--- Excerpted records Enclosed Below ---

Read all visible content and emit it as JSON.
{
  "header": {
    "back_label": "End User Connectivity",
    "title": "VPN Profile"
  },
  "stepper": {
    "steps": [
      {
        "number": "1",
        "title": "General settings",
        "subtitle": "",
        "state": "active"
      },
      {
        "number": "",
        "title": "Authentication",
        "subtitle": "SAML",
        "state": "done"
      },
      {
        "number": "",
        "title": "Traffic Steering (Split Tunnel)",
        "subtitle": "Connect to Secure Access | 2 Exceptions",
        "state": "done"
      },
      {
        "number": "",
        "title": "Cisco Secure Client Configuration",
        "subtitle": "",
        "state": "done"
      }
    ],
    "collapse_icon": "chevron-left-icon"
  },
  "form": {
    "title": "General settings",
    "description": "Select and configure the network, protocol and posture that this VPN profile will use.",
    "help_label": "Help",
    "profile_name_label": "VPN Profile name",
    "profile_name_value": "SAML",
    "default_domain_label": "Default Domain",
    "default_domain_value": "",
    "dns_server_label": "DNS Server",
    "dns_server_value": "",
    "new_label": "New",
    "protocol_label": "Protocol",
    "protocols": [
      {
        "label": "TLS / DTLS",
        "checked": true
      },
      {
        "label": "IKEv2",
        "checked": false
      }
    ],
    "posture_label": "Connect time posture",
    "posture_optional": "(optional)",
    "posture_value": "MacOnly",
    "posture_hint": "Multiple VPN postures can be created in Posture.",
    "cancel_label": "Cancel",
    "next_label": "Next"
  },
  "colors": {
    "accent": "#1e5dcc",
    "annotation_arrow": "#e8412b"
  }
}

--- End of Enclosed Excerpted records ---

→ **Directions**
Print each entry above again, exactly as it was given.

→ **Task result**
Read all visible content and emit it as JSON.
{
  "header": {
    "back_label": "End User Connectivity",
    "title": "VPN Profile"
  },
  "stepper": {
    "steps": [
      {
        "number": "1",
        "title": "General settings",
        "subtitle": "",
        "state": "active"
      },
      {
        "number": "",
        "title": "Authentication",
        "subtitle": "SAML",
        "state": "done"
      },
      {
        "number": "",
        "title": "Traffic Steering (Split Tunnel)",
        "subtitle": "Connect to Secure Access | 2 Exceptions",
        "state": "done"
      },
      {
        "number": "",
        "title": "Cisco Secure Client Configuration",
        "subtitle": "",
        "state": "done"
      }
    ],
    "collapse_icon": "chevron-left-icon"
  },
  "form": {
    "title": "General settings",
    "description": "Select and configure the network, protocol and posture that this VPN profile will use.",
    "help_label": "Help",
    "profile_name_label": "VPN Profile name",
    "profile_name_value": "SAML",
    "default_domain_label": "Default Domain",
    "default_domain_value": "",
    "dns_server_label": "DNS Server",
    "dns_server_value": "",
    "new_label": "New",
    "protocol_label": "Protocol",
    "protocols": [
      {
        "label": "TLS / DTLS",
        "checked": true
      },
      {
        "label": "IKEv2",
        "checked": false
      }
    ],
    "posture_label": "Connect time posture",
    "posture_optional": "(optional)",
    "posture_value": "MacOnly",
    "posture_hint": "Multiple VPN postures can be created in Posture.",
    "cancel_label": "Cancel",
    "next_label": "Next"
  },
  "colors": {
    "accent": "#1e5dcc",
    "annotation_arrow": "#e8412b"
  }
}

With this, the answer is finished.